## What you have to do
Please go through the records below and return every line holding the word "Changed".

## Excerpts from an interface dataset
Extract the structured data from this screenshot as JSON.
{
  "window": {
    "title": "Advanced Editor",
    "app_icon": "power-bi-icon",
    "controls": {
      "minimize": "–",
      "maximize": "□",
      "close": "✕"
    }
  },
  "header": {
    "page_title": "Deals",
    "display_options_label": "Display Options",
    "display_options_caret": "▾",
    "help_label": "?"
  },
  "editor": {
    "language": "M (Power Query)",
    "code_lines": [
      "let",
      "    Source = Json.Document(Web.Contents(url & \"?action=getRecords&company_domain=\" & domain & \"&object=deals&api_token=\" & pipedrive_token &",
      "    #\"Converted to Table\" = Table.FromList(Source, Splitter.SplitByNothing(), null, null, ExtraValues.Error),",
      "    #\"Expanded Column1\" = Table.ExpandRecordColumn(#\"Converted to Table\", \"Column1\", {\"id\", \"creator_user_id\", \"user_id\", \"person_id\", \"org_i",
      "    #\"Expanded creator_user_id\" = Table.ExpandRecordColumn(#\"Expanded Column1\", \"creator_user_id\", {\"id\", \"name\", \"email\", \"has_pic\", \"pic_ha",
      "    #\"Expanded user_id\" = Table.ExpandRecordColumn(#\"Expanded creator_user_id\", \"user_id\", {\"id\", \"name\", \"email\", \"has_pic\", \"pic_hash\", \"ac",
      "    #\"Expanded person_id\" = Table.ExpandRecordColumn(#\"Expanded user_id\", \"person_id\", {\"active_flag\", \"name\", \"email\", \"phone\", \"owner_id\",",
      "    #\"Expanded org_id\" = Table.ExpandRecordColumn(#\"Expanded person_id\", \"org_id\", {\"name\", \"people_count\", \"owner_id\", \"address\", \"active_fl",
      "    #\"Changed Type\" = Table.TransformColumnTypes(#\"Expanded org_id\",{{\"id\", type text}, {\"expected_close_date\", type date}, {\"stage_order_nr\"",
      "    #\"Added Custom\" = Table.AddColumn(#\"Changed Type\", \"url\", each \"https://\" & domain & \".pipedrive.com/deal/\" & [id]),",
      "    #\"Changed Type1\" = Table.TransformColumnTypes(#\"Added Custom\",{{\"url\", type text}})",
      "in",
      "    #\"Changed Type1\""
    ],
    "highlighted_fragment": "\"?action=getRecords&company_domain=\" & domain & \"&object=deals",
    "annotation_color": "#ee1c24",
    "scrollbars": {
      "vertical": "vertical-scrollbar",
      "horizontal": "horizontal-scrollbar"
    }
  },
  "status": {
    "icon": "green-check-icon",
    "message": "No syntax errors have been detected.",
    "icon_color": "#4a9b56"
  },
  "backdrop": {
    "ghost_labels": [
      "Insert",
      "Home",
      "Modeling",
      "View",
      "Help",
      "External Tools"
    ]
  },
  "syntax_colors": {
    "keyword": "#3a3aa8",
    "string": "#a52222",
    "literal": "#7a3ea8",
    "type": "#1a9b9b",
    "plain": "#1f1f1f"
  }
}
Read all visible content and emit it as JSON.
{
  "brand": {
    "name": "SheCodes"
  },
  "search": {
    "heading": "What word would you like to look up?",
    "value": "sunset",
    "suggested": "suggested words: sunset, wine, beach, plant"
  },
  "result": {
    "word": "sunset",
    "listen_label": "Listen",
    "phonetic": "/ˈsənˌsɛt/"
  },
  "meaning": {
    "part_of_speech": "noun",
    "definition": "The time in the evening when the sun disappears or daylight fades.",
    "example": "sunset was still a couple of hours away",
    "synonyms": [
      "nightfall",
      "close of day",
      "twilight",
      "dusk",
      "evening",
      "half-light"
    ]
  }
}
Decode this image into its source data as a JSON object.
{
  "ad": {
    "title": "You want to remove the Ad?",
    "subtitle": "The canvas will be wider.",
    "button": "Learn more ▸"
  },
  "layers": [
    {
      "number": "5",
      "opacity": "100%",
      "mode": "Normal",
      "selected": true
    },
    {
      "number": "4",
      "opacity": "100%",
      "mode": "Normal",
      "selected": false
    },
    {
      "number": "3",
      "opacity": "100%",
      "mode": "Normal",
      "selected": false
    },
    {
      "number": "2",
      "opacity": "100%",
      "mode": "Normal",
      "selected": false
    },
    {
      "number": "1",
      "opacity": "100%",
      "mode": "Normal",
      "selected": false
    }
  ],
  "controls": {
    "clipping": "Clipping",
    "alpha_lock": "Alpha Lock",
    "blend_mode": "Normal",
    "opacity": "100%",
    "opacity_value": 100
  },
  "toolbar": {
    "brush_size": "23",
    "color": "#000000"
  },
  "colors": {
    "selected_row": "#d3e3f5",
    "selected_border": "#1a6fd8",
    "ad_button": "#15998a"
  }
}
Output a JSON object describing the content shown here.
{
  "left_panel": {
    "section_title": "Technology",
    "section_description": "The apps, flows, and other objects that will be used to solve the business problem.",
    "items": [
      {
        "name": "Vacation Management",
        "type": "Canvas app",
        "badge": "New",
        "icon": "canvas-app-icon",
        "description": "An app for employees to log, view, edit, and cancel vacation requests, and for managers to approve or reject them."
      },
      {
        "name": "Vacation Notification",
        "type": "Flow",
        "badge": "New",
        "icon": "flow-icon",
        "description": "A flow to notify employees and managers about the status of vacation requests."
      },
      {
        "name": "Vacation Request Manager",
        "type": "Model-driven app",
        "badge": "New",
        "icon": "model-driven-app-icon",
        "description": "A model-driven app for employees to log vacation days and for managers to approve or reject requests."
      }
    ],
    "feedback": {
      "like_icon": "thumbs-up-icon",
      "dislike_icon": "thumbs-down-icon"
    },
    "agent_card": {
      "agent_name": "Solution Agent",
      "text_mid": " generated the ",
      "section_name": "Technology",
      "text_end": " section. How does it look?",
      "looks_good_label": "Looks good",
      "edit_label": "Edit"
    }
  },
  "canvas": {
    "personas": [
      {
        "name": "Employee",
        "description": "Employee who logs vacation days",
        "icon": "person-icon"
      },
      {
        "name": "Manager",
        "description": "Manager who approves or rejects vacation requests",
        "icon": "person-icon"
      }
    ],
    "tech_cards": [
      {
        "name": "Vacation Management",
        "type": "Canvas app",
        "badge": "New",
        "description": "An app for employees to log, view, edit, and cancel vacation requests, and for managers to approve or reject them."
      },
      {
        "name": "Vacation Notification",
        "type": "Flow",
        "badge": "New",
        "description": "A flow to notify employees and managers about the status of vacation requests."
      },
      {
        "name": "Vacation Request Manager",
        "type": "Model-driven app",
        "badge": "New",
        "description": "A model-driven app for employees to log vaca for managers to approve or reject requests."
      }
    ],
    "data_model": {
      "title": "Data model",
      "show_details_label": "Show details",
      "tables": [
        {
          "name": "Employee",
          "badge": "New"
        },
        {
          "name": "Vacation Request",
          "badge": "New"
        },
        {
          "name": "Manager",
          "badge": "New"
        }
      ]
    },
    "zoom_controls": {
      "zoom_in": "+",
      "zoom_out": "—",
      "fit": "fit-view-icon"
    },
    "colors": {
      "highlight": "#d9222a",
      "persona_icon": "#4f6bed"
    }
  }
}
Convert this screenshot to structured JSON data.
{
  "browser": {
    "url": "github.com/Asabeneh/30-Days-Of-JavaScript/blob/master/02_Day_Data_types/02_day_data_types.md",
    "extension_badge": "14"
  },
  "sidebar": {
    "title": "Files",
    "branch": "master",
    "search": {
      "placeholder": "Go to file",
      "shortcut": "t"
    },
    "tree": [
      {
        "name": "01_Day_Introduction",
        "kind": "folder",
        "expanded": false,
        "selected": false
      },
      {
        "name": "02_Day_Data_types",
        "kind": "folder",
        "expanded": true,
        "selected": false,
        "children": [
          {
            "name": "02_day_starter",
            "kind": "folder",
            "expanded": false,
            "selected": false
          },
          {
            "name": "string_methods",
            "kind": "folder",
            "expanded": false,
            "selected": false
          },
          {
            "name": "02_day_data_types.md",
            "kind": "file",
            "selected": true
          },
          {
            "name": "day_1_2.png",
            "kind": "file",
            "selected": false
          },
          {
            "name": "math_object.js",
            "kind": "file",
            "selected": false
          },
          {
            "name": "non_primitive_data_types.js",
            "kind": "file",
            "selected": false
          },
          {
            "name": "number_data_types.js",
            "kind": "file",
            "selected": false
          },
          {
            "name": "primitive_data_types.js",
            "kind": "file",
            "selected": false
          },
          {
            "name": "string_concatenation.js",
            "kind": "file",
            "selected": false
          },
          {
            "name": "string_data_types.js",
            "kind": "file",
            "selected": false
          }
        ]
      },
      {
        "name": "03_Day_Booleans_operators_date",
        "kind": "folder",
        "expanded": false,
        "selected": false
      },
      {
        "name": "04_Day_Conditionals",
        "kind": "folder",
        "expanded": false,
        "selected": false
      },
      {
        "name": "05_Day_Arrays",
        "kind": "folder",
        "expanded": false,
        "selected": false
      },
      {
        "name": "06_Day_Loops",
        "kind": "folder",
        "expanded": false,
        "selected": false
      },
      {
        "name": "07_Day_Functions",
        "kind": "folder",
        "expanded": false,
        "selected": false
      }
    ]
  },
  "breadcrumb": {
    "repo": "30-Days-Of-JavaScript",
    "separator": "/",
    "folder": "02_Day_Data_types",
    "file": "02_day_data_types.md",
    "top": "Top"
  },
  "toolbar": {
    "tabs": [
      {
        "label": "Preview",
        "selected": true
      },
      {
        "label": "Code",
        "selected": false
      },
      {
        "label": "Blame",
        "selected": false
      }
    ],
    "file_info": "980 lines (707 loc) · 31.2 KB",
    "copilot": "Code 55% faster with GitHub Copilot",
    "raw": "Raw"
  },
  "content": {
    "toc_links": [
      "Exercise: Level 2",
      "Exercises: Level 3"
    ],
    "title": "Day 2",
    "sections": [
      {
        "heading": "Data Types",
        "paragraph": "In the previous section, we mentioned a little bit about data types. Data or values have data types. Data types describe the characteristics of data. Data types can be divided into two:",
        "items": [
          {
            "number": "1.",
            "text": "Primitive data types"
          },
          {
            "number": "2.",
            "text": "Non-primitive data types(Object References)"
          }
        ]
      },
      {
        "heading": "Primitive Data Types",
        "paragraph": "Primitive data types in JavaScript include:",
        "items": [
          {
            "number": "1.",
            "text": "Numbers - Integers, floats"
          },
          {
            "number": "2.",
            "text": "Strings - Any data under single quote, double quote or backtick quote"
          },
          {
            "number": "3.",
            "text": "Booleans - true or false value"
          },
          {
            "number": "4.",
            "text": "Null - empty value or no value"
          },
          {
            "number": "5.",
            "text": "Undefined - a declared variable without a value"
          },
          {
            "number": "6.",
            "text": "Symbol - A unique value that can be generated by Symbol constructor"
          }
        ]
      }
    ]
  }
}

## Written solution
      "    #\"Changed Type\" = Table.TransformColumnTypes(#\"Expanded org_id\",{{\"id\", type text}, {\"expected_close_date\", type date}, {\"stage_order_nr\"",
      "    #\"Added Custom\" = Table.AddColumn(#\"Changed Type\", \"url\", each \"https://\" & domain & \".pipedrive.com/deal/\" & [id]),",
      "    #\"Changed Type1\" = Table.TransformColumnTypes(#\"Added Custom\",{{\"url\", type text}})",
      "    #\"Changed Type1\""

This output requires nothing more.